*** Opening of DATA FOR THIS TASK ***

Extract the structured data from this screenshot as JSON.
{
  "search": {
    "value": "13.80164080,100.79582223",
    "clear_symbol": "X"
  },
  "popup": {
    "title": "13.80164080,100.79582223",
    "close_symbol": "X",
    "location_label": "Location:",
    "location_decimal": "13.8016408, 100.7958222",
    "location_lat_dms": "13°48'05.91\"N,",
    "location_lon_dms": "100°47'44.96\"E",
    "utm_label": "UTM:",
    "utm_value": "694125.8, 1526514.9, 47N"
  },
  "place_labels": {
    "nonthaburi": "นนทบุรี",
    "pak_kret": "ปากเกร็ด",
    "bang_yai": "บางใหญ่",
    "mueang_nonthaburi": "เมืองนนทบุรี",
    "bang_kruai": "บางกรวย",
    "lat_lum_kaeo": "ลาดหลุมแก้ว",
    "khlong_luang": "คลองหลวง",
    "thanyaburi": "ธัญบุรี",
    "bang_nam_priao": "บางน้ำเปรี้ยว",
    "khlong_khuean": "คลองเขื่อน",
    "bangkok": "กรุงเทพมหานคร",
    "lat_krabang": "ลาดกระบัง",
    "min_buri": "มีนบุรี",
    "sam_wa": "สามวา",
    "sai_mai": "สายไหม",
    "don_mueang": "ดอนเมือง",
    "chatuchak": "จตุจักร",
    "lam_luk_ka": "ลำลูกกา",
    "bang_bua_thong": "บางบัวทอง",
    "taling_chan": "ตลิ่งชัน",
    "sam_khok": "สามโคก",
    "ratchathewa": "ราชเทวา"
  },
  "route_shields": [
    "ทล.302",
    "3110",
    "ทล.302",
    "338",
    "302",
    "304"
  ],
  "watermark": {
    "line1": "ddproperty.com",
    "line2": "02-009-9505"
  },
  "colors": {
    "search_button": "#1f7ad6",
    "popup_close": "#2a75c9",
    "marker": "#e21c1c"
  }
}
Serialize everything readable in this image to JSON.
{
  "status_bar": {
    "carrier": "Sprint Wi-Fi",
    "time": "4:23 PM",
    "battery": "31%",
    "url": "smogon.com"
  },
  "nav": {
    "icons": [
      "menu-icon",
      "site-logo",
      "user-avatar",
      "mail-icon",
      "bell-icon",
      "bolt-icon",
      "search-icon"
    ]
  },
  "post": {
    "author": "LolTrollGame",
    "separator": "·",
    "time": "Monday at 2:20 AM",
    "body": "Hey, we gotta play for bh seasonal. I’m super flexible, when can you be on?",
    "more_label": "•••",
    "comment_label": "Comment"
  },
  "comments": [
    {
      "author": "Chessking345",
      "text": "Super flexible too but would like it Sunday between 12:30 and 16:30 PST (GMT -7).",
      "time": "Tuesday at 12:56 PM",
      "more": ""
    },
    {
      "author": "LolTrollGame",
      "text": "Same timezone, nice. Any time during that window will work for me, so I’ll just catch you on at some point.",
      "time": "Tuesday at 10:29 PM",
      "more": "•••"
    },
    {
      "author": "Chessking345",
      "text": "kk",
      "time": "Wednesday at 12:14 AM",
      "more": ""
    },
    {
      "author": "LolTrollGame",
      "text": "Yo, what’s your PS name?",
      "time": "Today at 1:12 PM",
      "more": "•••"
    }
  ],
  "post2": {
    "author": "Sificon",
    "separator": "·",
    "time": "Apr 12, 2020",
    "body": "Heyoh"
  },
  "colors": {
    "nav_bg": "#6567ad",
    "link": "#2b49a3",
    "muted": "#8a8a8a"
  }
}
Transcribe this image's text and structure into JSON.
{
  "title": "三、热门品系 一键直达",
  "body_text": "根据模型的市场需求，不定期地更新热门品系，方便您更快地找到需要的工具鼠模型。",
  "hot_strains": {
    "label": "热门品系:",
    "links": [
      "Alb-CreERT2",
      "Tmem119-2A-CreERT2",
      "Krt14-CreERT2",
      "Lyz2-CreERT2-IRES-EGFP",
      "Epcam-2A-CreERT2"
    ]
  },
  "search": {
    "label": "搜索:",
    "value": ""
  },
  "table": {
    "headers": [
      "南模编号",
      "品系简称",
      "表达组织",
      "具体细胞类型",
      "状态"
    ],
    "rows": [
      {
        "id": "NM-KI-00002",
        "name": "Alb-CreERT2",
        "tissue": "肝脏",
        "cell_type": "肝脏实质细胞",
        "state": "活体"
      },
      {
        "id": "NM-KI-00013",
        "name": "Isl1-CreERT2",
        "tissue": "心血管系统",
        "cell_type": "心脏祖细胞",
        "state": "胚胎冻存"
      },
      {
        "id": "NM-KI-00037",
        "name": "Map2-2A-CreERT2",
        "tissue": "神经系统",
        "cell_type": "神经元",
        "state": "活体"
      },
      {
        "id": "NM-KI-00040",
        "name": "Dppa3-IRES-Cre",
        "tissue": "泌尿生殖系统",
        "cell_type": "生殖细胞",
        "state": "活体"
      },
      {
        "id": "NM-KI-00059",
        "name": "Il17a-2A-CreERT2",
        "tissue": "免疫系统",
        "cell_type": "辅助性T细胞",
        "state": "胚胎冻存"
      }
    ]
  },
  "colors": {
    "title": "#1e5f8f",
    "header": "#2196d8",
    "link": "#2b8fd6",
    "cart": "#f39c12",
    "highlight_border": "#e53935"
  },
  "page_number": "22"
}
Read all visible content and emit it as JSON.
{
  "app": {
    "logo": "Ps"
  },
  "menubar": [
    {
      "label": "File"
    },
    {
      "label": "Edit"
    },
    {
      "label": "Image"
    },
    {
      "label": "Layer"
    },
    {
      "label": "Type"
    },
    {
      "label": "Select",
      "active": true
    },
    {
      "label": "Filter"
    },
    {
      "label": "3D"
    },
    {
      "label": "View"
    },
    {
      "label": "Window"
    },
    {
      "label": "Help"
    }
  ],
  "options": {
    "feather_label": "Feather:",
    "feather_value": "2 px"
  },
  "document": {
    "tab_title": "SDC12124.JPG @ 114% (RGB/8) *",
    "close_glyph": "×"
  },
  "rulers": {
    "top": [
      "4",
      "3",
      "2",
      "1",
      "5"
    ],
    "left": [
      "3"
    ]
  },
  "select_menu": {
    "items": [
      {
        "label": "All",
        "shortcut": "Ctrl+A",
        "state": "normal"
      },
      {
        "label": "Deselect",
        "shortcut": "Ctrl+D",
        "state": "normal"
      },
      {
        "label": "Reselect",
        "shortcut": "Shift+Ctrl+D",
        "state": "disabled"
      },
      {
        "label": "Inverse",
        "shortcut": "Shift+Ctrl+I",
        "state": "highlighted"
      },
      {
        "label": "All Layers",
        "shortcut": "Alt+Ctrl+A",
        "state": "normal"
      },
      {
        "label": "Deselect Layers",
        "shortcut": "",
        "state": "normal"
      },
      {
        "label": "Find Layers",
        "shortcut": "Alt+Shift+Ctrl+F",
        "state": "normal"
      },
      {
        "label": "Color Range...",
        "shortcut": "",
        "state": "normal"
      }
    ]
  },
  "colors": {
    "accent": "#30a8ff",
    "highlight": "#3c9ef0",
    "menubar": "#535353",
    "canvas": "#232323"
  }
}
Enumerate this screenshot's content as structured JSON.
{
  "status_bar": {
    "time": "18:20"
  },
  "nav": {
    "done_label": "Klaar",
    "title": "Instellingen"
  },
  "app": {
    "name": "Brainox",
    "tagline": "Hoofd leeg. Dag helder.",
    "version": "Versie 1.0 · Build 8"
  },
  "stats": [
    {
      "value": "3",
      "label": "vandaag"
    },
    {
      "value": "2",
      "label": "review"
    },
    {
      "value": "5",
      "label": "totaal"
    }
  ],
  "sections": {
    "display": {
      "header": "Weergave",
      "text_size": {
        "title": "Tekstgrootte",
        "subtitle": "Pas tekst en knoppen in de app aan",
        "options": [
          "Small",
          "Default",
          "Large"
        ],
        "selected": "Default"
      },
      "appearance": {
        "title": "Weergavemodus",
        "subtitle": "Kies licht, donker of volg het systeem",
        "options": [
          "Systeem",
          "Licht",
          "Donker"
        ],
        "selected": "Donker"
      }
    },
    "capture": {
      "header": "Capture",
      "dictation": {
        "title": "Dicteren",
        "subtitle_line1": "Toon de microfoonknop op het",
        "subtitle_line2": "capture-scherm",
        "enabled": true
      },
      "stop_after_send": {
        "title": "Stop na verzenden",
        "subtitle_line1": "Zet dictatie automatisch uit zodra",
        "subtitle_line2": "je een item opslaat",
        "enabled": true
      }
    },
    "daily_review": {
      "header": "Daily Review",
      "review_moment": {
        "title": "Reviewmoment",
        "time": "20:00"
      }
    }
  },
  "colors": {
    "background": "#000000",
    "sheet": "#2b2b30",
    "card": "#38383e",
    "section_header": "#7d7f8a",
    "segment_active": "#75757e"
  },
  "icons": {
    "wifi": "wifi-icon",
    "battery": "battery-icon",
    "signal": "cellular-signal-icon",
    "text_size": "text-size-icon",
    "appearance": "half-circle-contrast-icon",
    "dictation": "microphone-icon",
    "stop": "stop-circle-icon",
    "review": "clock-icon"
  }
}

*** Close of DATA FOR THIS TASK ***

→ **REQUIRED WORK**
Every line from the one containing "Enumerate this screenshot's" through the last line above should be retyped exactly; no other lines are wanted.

→ **REPLY**
Enumerate this screenshot's content as structured JSON.
{
  "status_bar": {
    "time": "18:20"
  },
  "nav": {
    "done_label": "Klaar",
    "title": "Instellingen"
  },
  "app": {
    "name": "Brainox",
    "tagline": "Hoofd leeg. Dag helder.",
    "version": "Versie 1.0 · Build 8"
  },
  "stats": [
    {
      "value": "3",
      "label": "vandaag"
    },
    {
      "value": "2",
      "label": "review"
    },
    {
      "value": "5",
      "label": "totaal"
    }
  ],
  "sections": {
    "display": {
      "header": "Weergave",
      "text_size": {
        "title": "Tekstgrootte",
        "subtitle": "Pas tekst en knoppen in de app aan",
        "options": [
          "Small",
          "Default",
          "Large"
        ],
        "selected": "Default"
      },
      "appearance": {
        "title": "Weergavemodus",
        "subtitle": "Kies licht, donker of volg het systeem",
        "options": [
          "Systeem",
          "Licht",
          "Donker"
        ],
        "selected": "Donker"
      }
    },
    "capture": {
      "header": "Capture",
      "dictation": {
        "title": "Dicteren",
        "subtitle_line1": "Toon de microfoonknop op het",
        "subtitle_line2": "capture-scherm",
        "enabled": true
      },
      "stop_after_send": {
        "title": "Stop na verzenden",
        "subtitle_line1": "Zet dictatie automatisch uit zodra",
        "subtitle_line2": "je een item opslaat",
        "enabled": true
      }
    },
    "daily_review": {
      "header": "Daily Review",
      "review_moment": {
        "title": "Reviewmoment",
        "time": "20:00"
      }
    }
  },
  "colors": {
    "background": "#000000",
    "sheet": "#2b2b30",
    "card": "#38383e",
    "section_header": "#7d7f8a",
    "segment_active": "#75757e"
  },
  "icons": {
    "wifi": "wifi-icon",
    "battery": "battery-icon",
    "signal": "cellular-signal-icon",
    "text_size": "text-size-icon",
    "appearance": "half-circle-contrast-icon",
    "dictation": "microphone-icon",
    "stop": "stop-circle-icon",
    "review": "clock-icon"
  }
}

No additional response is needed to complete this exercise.